Fraudsters and scammers are increasingly targeting students. We'll show you how to avoid being caught out.

What types of fraud should I look out for?

This is where students are approached by third parties, offering to give them a discount on their tuition fees if they pay through them rather than directly to the University. They may show you a faked receipt to ‘prove’ that the money has reached the University. However, this money is instead taken by criminals, leaving you out of pocket and with fees still to pay.

A money mule is a person who transfers stolen money between different countries.

Money mules are recruited, sometimes unwittingly, by criminals to transfer illegally obtained money between different bank accounts. Money mules receive the stolen funds into their account, they are then asked to withdraw it and wire the money to a different account, often one overseas, keeping some of the money for themselves.

Money laundering is a serious criminal offence. Even if you’re unaware that the money you’re transferring was illegally obtained, you have played an important role in fraud and money laundering and can still be prosecuted. Criminals will often use fake job adverts or create social media posts about opportunities to make money quickly, to lure potential money mule recruits.

Be careful of frauds related to your student loan.
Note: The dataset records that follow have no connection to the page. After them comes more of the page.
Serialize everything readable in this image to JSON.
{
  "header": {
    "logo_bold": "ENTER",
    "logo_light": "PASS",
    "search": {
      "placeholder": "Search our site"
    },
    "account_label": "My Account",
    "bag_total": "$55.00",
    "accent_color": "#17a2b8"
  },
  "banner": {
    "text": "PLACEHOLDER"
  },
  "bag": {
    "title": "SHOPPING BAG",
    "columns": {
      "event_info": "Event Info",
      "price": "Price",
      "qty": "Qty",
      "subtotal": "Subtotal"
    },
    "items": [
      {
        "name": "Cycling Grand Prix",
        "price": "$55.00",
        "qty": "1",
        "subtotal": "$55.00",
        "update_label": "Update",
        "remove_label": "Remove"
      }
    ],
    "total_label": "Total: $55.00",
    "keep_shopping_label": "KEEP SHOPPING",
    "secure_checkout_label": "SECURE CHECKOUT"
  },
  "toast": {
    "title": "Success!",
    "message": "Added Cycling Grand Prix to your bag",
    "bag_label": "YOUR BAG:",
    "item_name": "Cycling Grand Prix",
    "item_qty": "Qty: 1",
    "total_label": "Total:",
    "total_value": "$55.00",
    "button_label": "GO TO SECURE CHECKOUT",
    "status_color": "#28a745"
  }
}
Phishing emails often claim that fees or maintenance loans will be terminated if further information is not provided.

They often occur around August/September as that is when many students receive their first instalment for the year and have lots of communication with SLC.

There are many forms of this scam.
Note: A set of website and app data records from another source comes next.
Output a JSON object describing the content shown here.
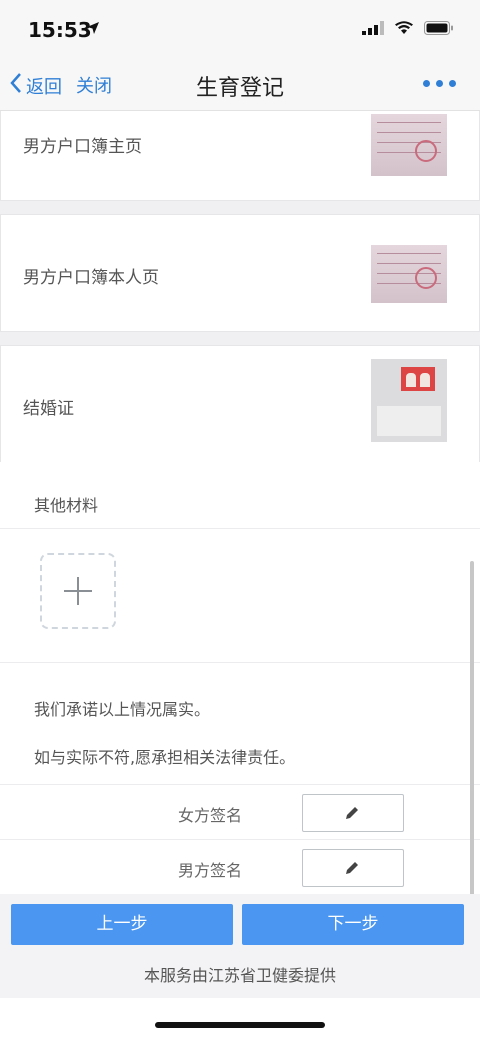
{
  "status": {
    "time": "15:53"
  },
  "nav": {
    "back_label": "返回",
    "close_label": "关闭",
    "title": "生育登记"
  },
  "documents": [
    {
      "label": "男方户口簿主页",
      "thumb": "household-register-photo"
    },
    {
      "label": "男方户口簿本人页",
      "thumb": "household-register-photo"
    },
    {
      "label": "结婚证",
      "thumb": "marriage-certificate-photo"
    }
  ],
  "other_materials": {
    "title": "其他材料"
  },
  "pledge": {
    "line1": "我们承诺以上情况属实。",
    "line2": "如与实际不符,愿承担相关法律责任。"
  },
  "signatures": {
    "female_label": "女方签名",
    "male_label": "男方签名",
    "icon": "pencil-icon"
  },
  "footer": {
    "prev_label": "上一步",
    "next_label": "下一步",
    "provider_text": "本服务由江苏省卫健委提供"
  },
  "colors": {
    "accent": "#2f7fd6",
    "button": "#4a96f0"
  }
}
Some scammers state that they are police and a warrant has been issued for your arrest. They issue a number of requests including that you should send money or photographs of yourself.  

Others will call to try to convince you that a loved one has been kidnapped or detained. They will put pressure on the victim to make a payment or a series of payments to the caller immediately. They use highly sophisticated surveillance or intelligence-gathering to build a profile of the victim. However, at its most basic, virtual kidnapping only requires access to a telephone and a phone number.
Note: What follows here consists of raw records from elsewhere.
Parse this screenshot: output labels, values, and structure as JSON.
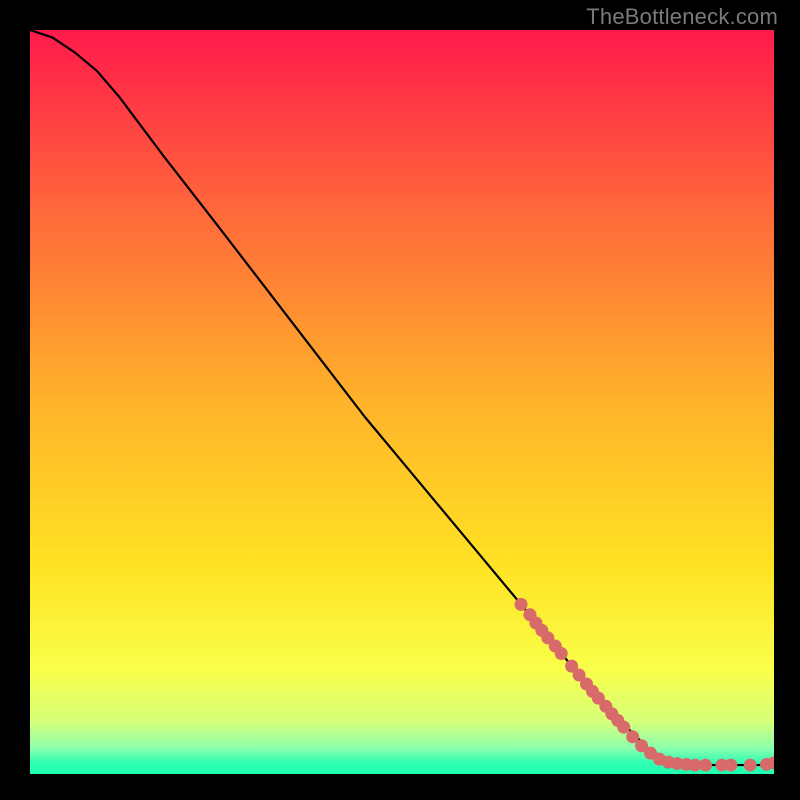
{
  "watermark": "TheBottleneck.com",
  "chart_data": {
    "type": "line",
    "title": "",
    "xlabel": "",
    "ylabel": "",
    "xlim": [
      0,
      100
    ],
    "ylim": [
      0,
      100
    ],
    "grid": false,
    "legend": false,
    "background_gradient_stops": [
      {
        "offset": 0.0,
        "color": "#ff1a4b"
      },
      {
        "offset": 0.25,
        "color": "#ff6a3a"
      },
      {
        "offset": 0.5,
        "color": "#ffb32a"
      },
      {
        "offset": 0.72,
        "color": "#ffe223"
      },
      {
        "offset": 0.86,
        "color": "#f9ff4a"
      },
      {
        "offset": 0.93,
        "color": "#d6ff7a"
      },
      {
        "offset": 0.965,
        "color": "#8bffad"
      },
      {
        "offset": 0.985,
        "color": "#2fffb3"
      },
      {
        "offset": 1.0,
        "color": "#1fffb0"
      }
    ],
    "series": [
      {
        "name": "curve",
        "stroke": "#000000",
        "values": [
          {
            "x": 0,
            "y": 100
          },
          {
            "x": 3,
            "y": 99
          },
          {
            "x": 6,
            "y": 97
          },
          {
            "x": 9,
            "y": 94.5
          },
          {
            "x": 12,
            "y": 91
          },
          {
            "x": 18,
            "y": 83
          },
          {
            "x": 25,
            "y": 74
          },
          {
            "x": 35,
            "y": 61
          },
          {
            "x": 45,
            "y": 48
          },
          {
            "x": 55,
            "y": 36
          },
          {
            "x": 65,
            "y": 24
          },
          {
            "x": 72,
            "y": 15.5
          },
          {
            "x": 78,
            "y": 8.5
          },
          {
            "x": 83,
            "y": 3.5
          },
          {
            "x": 86,
            "y": 1.6
          },
          {
            "x": 88,
            "y": 1.2
          },
          {
            "x": 92,
            "y": 1.2
          },
          {
            "x": 96,
            "y": 1.2
          },
          {
            "x": 100,
            "y": 1.2
          }
        ]
      }
    ],
    "marker_clusters": [
      {
        "name": "dots",
        "color": "#d86a6a",
        "radius": 6.5,
        "points": [
          {
            "x": 66.0,
            "y": 22.8
          },
          {
            "x": 67.2,
            "y": 21.4
          },
          {
            "x": 68.0,
            "y": 20.3
          },
          {
            "x": 68.8,
            "y": 19.3
          },
          {
            "x": 69.6,
            "y": 18.3
          },
          {
            "x": 70.6,
            "y": 17.2
          },
          {
            "x": 71.4,
            "y": 16.2
          },
          {
            "x": 72.8,
            "y": 14.5
          },
          {
            "x": 73.8,
            "y": 13.3
          },
          {
            "x": 74.8,
            "y": 12.1
          },
          {
            "x": 75.6,
            "y": 11.1
          },
          {
            "x": 76.4,
            "y": 10.2
          },
          {
            "x": 77.4,
            "y": 9.1
          },
          {
            "x": 78.2,
            "y": 8.1
          },
          {
            "x": 79.0,
            "y": 7.2
          },
          {
            "x": 79.8,
            "y": 6.3
          },
          {
            "x": 81.0,
            "y": 5.0
          },
          {
            "x": 82.2,
            "y": 3.8
          },
          {
            "x": 83.4,
            "y": 2.8
          },
          {
            "x": 84.6,
            "y": 2.0
          },
          {
            "x": 85.8,
            "y": 1.6
          },
          {
            "x": 87.0,
            "y": 1.4
          },
          {
            "x": 88.2,
            "y": 1.3
          },
          {
            "x": 89.4,
            "y": 1.2
          },
          {
            "x": 90.8,
            "y": 1.2
          },
          {
            "x": 93.0,
            "y": 1.2
          },
          {
            "x": 94.2,
            "y": 1.2
          },
          {
            "x": 96.8,
            "y": 1.2
          },
          {
            "x": 99.0,
            "y": 1.3
          },
          {
            "x": 100.0,
            "y": 1.5
          }
        ]
      }
    ]
  }
}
If you receive any calls like this you should contact the UK police immediately on 999. 

Who gets targeted?

Anyone is a potential victim of a fraud. A wide range of frauds are quite common, can be very clever and may seem legitimate. Students can be vulnerable to frauds, and there are particular groups which are targeted more often:

International students are often targeted due to their unfamiliarity with the UK student fee system. 

Students are approached, usually online, under the pretence that they could pay discounted tuition fees through a third party. Students then get asked to share personal details (e.g., their student ID, portal login details, their date of birth).

However, the fraudsters use stolen credit cards to pretend to pay fees and issue a fake ‘receipt,’ to trick you into reimbursing the money to them. However, because the university does not actually receive the money, you will end up losing your money and still have a tuition fee waiting to be paid.

New students with new ‘clean’ bank accounts are targeted by criminal gangs with opportunities to make easy money, by helping to move payments across accounts.

This is money laundering and can lead to a prison term for anyone implicated; in most cases the original criminal is never found. 

How can I avoid being a victim of fraud?

Please ensure that you only pay your fees directly through the University advertised route and by recognised methods of payment: visit our Online payments page.

  • No person or other organisation is able to give you a discount on your tuition fees.
  • Never share your bank details or university log-in details with anyone.
  • Failure to follow this process can result in you losing your money, which can have serious consequences on your life and studies.

Always be wary of a new friend or acquaintance asking you to hold on to money for them. Never give your bank details to anyone and periodically review your bank statements to ensure nothing unexpected or unusual is occurring in your account.

Phishing emails often claim that fees or maintenance loans will be terminated if further information is not provided.

You may be able to recognise it’s a scam, as emails may say ‘dear student’ rather than your name, or have bad spelling, grammar and punctuation. Scammers also try to pressure you into giving personal details by creating a sense of urgency, e.g., stating that you must respond within 24 hours, or you will not receive your loan.

Never click on any suspicious links or attachments. If in doubt, log on to your online SFE account separately on a secure browser and look for any notifications. The same principle applies for calls from SFE – never give personal details over the phone.


Tips to protect yourself from fraudsters

Do not share your bank account number, credit or debit card details, or PIN with anyone. Your bank will never ask for full details over the phone, like the PIN.

Be cautious of unsolicited offers of easy money or discounts. If it sounds too good to be true, it probably is. There are no discounts on tuition fees offered via our social media channels.

Never share details about your university accounts and login credentials with anyone, especially on social media with strangers, any third party, or agent.

Do not share or confirm any personal information like name, PIN code, address, phone number, date of birth. Fraudsters often have incomplete information about you and reach out to fill in the gaps to conduct a fraud.

Look for words like warning, urgent, important, deportation, threats, deadline.

Fraudsters often employ this tactic to scare their victims and make them transfer funds immediately. Stay calm, be aware and sceptical of such frauds and act accordingly.

Report anything suspicious as soon as you can